It’s equally possible that future storylines or whole shows might be adapted to take account of the revenue-earning potential of product lines like clothes, for instance.

Beyond commercial applications, there is also the possibility of driving deeper engagement with factual or news programmes.

Some of you may remember that a few years ago we ran trials of an Interactive 10 O’Clock news using “red button” digital services to add extra information to selected top stories.

Bandwidth constraints and the inherent limitations of digital text display made it an interesting if ultimately failed experiment.

iPTV now offers the chance to make a far richer, more engaging experience.

At its most basic level, it could involve adding extra explainers around terms commonly used though, perhaps, rarely understood, in Parliamentary reports, such as White Papers, Three-Line Whips and Early Day Motions.

The more technical language of business might also benefit from notes in the margin with options to toggle on or off as packages play-out, triggered by keywords in the audio track, or shown on a timeline.

Appending archive material, user generated content, a wider range of analysis and expert comment, additional images, maps, PDFs, and original documents are further possibilities.

As ever, the emerging options open up many new questions: Do people really want these extra layers? Does it make for a disjointed experience? Are we video-led or text led? Do we have to be both in which case what kind of content is it best-suited to serve? How can we keep a coherent thread to our storytelling? How much information is too much – when does it become overwhelming?

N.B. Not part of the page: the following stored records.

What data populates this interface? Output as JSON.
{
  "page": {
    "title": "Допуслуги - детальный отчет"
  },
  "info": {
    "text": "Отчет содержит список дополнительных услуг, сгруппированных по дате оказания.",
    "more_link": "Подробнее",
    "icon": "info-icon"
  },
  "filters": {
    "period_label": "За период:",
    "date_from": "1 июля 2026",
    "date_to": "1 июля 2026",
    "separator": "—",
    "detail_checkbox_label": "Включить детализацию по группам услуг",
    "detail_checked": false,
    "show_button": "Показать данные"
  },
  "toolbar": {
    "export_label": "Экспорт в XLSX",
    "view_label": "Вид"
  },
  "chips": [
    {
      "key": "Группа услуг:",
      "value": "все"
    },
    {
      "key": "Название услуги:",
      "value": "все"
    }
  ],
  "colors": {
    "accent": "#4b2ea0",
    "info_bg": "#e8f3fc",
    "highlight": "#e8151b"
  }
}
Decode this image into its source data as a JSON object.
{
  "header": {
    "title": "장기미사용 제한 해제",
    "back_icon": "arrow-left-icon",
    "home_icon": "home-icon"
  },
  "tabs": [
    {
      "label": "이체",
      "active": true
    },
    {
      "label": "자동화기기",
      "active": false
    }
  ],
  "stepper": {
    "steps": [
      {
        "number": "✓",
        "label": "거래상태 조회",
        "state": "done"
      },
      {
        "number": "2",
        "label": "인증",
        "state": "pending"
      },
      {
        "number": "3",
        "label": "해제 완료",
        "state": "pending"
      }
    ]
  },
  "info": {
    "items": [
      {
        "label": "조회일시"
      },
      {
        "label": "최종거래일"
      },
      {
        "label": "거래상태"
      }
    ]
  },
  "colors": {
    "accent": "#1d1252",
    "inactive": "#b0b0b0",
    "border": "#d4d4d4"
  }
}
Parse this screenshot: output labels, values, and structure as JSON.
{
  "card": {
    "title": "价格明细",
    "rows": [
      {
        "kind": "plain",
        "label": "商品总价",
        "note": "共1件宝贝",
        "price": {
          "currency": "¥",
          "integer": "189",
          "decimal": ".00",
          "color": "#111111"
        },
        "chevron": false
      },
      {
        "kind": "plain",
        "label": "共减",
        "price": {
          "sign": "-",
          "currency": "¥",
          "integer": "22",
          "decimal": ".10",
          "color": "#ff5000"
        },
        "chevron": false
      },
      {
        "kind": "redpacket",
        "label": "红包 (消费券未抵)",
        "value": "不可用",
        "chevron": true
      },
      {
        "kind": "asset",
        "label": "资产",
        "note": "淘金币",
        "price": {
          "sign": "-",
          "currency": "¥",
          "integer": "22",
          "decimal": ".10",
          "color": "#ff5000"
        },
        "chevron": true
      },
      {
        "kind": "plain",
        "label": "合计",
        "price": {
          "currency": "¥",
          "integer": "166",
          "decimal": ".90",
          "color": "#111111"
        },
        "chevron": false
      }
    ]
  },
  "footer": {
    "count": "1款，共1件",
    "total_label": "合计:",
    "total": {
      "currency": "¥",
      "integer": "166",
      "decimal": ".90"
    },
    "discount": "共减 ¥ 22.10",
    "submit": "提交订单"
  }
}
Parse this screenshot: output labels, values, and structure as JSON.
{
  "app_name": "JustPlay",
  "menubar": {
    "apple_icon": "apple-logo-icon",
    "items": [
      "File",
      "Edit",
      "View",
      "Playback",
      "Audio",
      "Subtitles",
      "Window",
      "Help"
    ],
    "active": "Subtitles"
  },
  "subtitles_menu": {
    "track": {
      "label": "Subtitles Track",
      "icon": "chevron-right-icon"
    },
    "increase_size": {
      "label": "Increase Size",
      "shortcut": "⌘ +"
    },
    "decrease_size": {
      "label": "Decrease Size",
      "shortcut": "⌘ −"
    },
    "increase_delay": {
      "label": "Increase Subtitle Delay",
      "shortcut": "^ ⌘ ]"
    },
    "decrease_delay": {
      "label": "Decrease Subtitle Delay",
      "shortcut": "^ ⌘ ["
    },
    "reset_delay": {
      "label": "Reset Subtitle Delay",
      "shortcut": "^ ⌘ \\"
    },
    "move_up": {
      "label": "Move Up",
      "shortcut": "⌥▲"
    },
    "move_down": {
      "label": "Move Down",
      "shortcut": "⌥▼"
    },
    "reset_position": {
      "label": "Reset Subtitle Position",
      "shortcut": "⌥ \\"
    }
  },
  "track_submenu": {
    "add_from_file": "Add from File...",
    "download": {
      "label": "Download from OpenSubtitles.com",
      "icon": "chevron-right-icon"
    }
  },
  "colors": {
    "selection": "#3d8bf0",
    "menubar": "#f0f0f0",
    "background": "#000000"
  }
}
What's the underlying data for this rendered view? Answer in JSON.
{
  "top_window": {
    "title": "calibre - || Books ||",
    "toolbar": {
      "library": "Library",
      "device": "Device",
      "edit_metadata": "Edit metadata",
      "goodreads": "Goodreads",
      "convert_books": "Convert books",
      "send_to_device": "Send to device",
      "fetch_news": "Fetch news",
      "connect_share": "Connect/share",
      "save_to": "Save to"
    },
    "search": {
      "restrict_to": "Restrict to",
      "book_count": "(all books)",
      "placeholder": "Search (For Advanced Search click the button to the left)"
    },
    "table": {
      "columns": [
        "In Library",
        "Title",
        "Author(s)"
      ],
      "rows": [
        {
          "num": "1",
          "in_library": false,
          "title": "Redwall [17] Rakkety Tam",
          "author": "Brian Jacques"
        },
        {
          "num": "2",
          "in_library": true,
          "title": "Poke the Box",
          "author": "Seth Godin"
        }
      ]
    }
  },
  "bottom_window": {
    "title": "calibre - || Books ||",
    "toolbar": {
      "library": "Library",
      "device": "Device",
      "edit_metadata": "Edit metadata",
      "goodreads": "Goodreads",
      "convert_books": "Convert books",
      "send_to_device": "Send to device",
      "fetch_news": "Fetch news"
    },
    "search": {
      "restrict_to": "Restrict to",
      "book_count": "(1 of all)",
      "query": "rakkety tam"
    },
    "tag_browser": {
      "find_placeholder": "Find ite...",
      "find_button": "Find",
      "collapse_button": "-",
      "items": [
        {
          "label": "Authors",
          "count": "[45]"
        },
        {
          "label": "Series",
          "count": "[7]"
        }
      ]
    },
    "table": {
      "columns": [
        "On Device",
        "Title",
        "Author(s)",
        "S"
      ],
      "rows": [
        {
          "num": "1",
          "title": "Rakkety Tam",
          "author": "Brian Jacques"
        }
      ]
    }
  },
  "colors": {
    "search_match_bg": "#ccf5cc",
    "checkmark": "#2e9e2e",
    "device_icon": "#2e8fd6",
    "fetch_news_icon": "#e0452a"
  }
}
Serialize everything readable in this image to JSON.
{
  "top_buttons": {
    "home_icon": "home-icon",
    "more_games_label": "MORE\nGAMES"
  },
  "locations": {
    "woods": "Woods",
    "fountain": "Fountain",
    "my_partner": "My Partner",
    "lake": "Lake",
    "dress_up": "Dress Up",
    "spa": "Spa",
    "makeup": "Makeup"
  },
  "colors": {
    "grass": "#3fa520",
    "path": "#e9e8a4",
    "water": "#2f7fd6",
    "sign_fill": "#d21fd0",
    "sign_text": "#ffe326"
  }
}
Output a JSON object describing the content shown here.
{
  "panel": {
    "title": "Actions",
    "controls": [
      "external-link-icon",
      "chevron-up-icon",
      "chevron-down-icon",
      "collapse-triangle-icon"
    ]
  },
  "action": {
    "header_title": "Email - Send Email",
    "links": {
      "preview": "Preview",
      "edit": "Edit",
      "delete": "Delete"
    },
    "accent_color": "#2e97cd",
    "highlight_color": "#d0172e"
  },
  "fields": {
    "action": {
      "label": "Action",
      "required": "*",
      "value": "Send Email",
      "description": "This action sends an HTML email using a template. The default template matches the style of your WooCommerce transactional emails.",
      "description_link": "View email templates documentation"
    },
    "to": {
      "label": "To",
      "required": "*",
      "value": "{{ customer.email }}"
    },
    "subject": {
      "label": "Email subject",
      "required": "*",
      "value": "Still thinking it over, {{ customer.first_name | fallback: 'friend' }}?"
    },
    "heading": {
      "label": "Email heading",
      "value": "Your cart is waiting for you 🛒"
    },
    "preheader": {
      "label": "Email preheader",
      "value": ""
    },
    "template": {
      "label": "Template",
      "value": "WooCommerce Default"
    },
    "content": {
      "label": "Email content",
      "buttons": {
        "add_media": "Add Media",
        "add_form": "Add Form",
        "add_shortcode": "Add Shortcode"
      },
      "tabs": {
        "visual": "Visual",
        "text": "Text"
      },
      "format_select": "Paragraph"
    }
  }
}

What’s the overhead to all this extra packaging and who would do it?

Veeple’s CEO Scott Broomfield says the software is easy to use and “if you have ever put an image or an icon into a Powerpoint presentation…you know how to make your videos interactive.”

Jump to the 4’ 26” point in this video to see it in action.

The company has mobile versions of the software running on Android devices and it is working on alternatives for the iPhone and iPad.

Broomfield claims user click-through rates from interactive video are up to 10 times higher. And their software comes with a range of tools to measure engagement metrics.

With Google TV launching in the autumn in the US, and Apple’s renewed interest in Apple TV, innovations in this space are starting to gather pace.